This article investigates the role of cost-benefit analysis during an antiregulatory period. The period since 2016 has seen several new developments, including the first vigorous use by Congress of its power to overturn recently issued regulations and the creation of novel deregulatory mechanisms layered on top of cost-benefit analysis. This period also contains important examples of sharply reversed CBAs, in which regulations that were said to have large net benefits under Obama are instead said to have net costs under Trump. The Trump Administration’s regulatory review initiatives focus heavily on costs, with limited attention to benefits. Case studies of three high-profile regulations show that the economic analysis of one is seriously defective, another admits to having severe limitations, and a third systematically reduces the scale of benefits. Some of these characteristics may be analytically defensible, others seemingly are not. It is even harder to connect Congress’s recent uses of the Congressional Review Act to either a concern about net benefits or even a desire to reduce the economic burdens of regulation. Thus, cost-benefit analysis seems overall a marginal part of current regulatory policymaking.

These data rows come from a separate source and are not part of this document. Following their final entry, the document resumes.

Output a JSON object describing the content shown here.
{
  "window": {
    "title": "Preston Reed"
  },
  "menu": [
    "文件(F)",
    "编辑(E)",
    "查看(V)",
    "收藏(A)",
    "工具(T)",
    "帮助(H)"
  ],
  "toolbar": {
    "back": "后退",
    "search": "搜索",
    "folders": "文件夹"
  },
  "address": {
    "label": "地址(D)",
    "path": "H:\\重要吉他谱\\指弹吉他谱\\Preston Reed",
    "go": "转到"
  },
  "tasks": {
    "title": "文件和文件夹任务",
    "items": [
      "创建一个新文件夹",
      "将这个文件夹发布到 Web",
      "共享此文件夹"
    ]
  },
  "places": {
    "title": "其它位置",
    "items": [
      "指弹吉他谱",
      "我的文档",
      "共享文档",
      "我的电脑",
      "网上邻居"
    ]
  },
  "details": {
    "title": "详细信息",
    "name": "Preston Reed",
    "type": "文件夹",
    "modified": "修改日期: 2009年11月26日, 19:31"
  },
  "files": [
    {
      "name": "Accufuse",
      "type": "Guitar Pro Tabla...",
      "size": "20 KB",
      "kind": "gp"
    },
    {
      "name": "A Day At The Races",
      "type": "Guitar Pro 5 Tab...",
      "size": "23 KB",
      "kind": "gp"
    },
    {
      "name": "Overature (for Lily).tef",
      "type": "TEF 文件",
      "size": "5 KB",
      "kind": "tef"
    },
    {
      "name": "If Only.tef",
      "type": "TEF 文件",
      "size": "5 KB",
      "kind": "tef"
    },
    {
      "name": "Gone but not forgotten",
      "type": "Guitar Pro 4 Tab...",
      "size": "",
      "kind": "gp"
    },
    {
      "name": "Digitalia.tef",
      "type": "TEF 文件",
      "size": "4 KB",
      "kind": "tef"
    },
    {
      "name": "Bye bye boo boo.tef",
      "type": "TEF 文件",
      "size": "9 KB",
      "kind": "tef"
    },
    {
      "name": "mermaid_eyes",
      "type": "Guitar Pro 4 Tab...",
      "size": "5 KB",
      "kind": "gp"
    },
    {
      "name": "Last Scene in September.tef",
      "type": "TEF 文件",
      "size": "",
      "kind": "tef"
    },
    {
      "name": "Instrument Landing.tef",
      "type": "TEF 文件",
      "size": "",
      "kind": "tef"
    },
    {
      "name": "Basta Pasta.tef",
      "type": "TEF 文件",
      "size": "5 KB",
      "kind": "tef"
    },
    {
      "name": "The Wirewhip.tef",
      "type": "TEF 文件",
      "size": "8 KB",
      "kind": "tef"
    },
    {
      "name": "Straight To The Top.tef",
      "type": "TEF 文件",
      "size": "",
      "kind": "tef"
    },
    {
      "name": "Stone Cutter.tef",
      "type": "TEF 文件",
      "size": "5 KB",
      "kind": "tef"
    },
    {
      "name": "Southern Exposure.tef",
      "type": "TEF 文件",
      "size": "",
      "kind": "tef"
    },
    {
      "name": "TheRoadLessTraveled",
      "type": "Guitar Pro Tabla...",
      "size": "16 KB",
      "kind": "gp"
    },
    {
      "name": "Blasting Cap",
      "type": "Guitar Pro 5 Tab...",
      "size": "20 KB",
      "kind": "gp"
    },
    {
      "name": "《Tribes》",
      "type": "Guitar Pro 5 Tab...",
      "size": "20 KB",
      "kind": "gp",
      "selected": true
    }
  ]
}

Daniel A. Farber,
Regulatory Review in Anti-Regulatory Times,
Chi.-Kent L. Rev.
Available at: https://scholarship.kentlaw.iit.edu/cklawreview/vol94/iss2/7